Q: What do you find most rewarding about your work?
A: I like working with people. I really enjoy that interaction. I enjoy talking to parents, supporting them, and educating them. I get paid to play with kids and it’s fun! I like that a lot!
Q: What makes you unique as a pediatric occupational therapist?
A: Most therapists are very caring people. That’s not a particularly unique quality. One thing that I think sets me apart is that over the years I’ve learned how to meet a child where they’re at, accept them, not push so hard, and let the therapy session progress as a child is ready to make changes.
Q: What do you look forward to when you start your workday?
A: I look forward to pulling together resources that might be helpful for my clients at the beginning of each workday.
Q: Where can we find you when you’re not in the office?
A: I love to be outside. That’s probably my favorite thing to do. I like to read. I play tennis.

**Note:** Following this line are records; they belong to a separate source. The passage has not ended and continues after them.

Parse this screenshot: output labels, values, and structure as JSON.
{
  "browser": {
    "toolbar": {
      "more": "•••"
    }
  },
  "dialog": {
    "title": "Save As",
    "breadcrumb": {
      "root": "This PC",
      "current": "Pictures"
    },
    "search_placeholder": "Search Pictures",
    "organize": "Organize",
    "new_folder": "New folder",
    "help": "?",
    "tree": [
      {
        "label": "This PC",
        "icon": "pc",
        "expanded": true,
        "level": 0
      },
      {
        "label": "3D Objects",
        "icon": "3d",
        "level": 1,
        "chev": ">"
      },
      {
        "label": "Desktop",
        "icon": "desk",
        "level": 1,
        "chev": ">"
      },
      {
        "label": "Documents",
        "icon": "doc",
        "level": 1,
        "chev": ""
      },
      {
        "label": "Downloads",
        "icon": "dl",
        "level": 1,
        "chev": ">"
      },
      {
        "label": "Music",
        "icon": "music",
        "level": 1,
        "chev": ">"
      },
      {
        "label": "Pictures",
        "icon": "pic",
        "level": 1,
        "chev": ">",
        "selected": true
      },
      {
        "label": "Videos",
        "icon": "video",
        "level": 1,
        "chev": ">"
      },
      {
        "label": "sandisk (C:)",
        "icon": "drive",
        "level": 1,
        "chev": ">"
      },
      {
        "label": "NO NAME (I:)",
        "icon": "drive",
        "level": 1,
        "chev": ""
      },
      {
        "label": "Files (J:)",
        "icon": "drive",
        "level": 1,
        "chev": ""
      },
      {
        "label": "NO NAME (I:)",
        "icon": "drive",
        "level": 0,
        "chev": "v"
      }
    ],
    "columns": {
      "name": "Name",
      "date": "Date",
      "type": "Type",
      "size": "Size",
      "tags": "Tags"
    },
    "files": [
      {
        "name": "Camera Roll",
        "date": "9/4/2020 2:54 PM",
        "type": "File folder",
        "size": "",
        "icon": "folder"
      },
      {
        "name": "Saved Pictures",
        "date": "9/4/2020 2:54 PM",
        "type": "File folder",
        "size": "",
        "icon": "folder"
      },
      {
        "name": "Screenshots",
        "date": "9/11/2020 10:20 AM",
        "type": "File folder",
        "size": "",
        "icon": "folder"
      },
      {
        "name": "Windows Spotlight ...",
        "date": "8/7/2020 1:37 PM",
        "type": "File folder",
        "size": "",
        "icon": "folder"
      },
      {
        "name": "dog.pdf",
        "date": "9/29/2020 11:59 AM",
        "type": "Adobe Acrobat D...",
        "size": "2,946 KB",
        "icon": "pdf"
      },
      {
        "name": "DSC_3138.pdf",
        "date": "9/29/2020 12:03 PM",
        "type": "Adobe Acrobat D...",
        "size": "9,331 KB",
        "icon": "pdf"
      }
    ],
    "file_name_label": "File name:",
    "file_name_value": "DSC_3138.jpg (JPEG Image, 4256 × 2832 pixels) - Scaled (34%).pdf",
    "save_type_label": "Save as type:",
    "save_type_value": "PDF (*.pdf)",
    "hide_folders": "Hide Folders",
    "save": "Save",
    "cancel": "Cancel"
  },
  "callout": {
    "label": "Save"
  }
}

And I love animals. I’m usually hanging out with Ellie, my dog, and Miso, my cat.
Q: Everyone needs self-care. How do you practice self-care?
A: I try to eat well. I exercise. I get a good night’s sleep. I have fun with friends. And as I said, I like to be out in nature. I think that is really important, as it is calming and lifts your mood.
Q: What are one or two things you have learned about people or about life through your work as a pediatric occupational therapist?
A: I’ve learned through my work and life in general that everybody has some kind of issue or problem that they can work on, and if you give people the right support and guidance, you can help them.
Q: If you couldn’t practice pediatric occupational therapy, what would you do instead?
A: Maybe be a dance therapist.
Q: What advice or suggestions would you give students who are interested in becoming occupational therapists themselves?
A: I would say look at all areas of occupational therapy and observe clinicians in these areas. A therapist can work with adults in physical rehabilitation, adults or children in mental health, or with children in schools, clinics, or hospitals.
Occupational therapy is very different in each setting and with each population. I encourage students interested in this field because I think occupational therapy is a great profession.
Want more info? Visit the bio page of Anne Berkery, Pediatric Occupational Therapist and learn more about her specialties! At Intuition Wellness Center, we specialize in health and wellness services for children, young adults, and their families. If you think you would like some extra support, we’re here for you.